Workers are mobile and can move freely within the EU single market across borders. In order to protect these workers from being exploited and enables businesses to engage in fair competition, the EU has strong legislation in place. But does that mean that trafficking does not exist within the EU’s borders?
The new Eurofound report Regulation of labour market intermediaries and the role of social partners in preventing trafficking of labour shows that trafficking for labour exploitation does exist in Europe and that in some case labour market intermediaries are involved. According to Eurostat, 19% of all identified and presumed victims were trafficked for the purpose of labour exploitation. In some cases labour market intermediaries recruit or transfer workers unlawfully, they deceive workers about their future job, and workers end up working under exploitative conditions.
The Anti-Trafficking Directive underlines that trafficking is a serious crime and a gross violation of fundamental rights. Germany is the only country which has failed to transpose the Directive. In this context the report finds that monitoring labour market intermediaries, including temporary work agencies, needs to be improved. Tripartite partnerships also need to be strengthened; this is crucial to achieve effective enforcement and prosecution.
The regulation of labour market intermediaries takes a variety of forms in the EU. Registration or licensing schemes are common to monitor compliance with minimum standards, yet coverage of labour market intermediaries is inadequate. As a result, sanctioning labour market intermediaries that are engaged in trafficking is challenging at best.

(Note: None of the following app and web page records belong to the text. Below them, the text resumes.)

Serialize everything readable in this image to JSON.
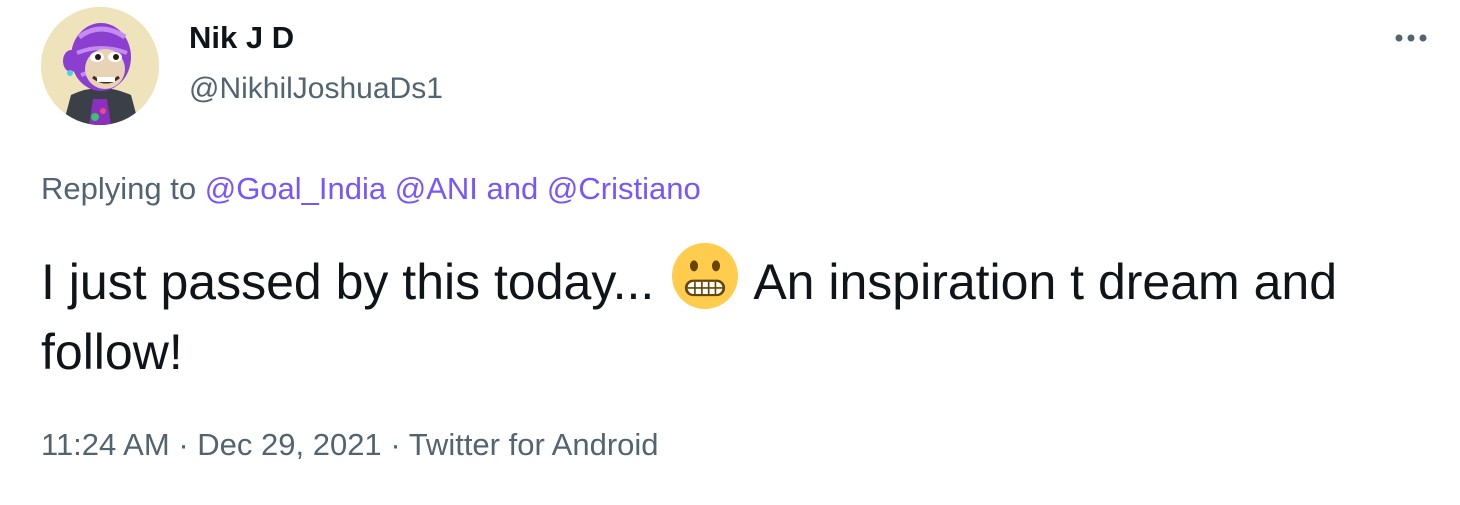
{
  "user": {
    "display_name": "Nik J D",
    "handle": "@NikhilJoshuaDs1"
  },
  "reply": {
    "prefix": "Replying to",
    "mentions": [
      "@Goal_India",
      "@ANI",
      "@Cristiano"
    ],
    "connector": "and"
  },
  "tweet": {
    "text_before_emoji": "I just passed by this today...",
    "emoji_name": "grimacing-face-emoji",
    "text_after_emoji": "An inspiration t dream and follow!"
  },
  "meta": {
    "time": "11:24 AM",
    "separator": "·",
    "date": "Dec 29, 2021",
    "source": "Twitter for Android"
  },
  "colors": {
    "mention": "#7856ff",
    "secondary_text": "#536471",
    "primary_text": "#0f1419",
    "emoji_face": "#ffcc4d"
  },
  "icons": {
    "more": "more-horizontal-icon",
    "avatar": "ape-avatar-image"
  }
}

Improved cooperation with social partners is also needed. Some good examples exist already: the involvement of social partners in international and European initiatives, awareness-raising campaigns, in establishing complaint mechanisms, developing codes of conduct, and engaging in cross-border cooperation.
To date, a tripartite partnership to tackle trafficking has only been created by the Czech Republic. Targeted policy interventions were developed, cross-border cooperation initiated, the number of inspections was increased, training was broadened, and the compilation of a company blacklist agreed.

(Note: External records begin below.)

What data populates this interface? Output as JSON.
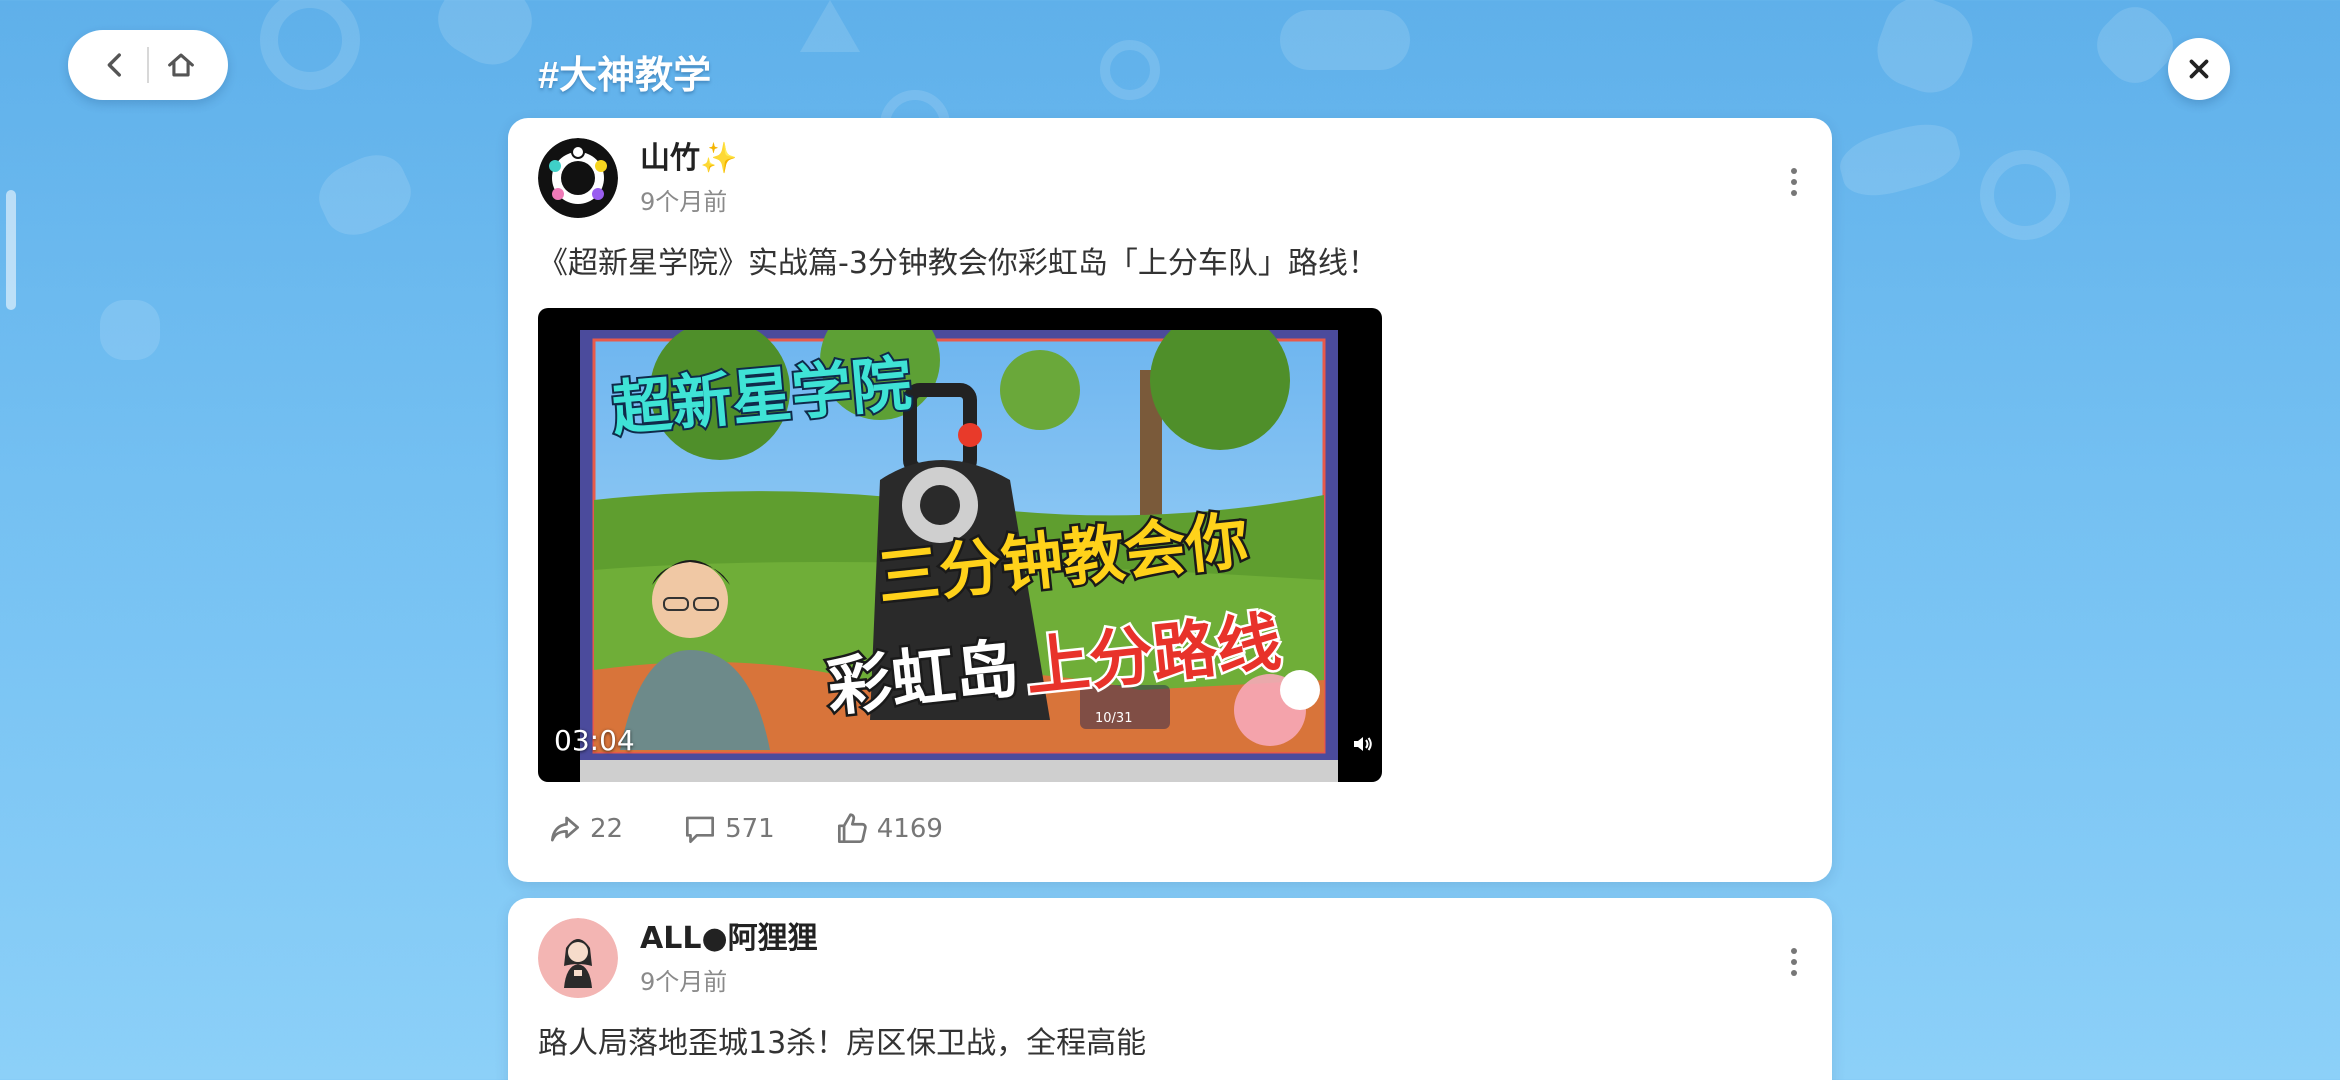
{
  "topic": {
    "title": "#大神教学"
  },
  "nav": {
    "back_icon": "chevron-left-icon",
    "home_icon": "home-icon",
    "close_icon": "close-icon"
  },
  "posts": [
    {
      "author": "山竹✨",
      "time": "9个月前",
      "text": "《超新星学院》实战篇-3分钟教会你彩虹岛「上分车队」路线！",
      "video": {
        "duration": "03:04",
        "title_top": "超新星学院",
        "title_mid": "三分钟教会你",
        "title_bottom_white": "彩虹岛",
        "title_bottom_red": "上分路线",
        "hud_ammo": "10/31"
      },
      "stats": {
        "shares": "22",
        "comments": "571",
        "likes": "4169"
      }
    },
    {
      "author": "ALL●阿狸狸",
      "time": "9个月前",
      "text": "路人局落地歪城13杀！房区保卫战，全程高能"
    }
  ],
  "colors": {
    "background": "#6cb9ef",
    "card": "#ffffff",
    "accent_red": "#e8322a",
    "accent_yellow": "#ffd21a"
  }
}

Tackling trafficking for labour exploitation is not only an important way to facilitate free and safe mobility of workers and the effective functioning of EU labour markets; it is also an essential tool to boost fair competition. Above all, the EU has a commitment to protect people’s basic human rights. Better monitoring and a dedicated partnership between governments and social partners is essential; essential for ensuring not only freedom from being trafficked and exploited, but also freedom to live and work in dignity.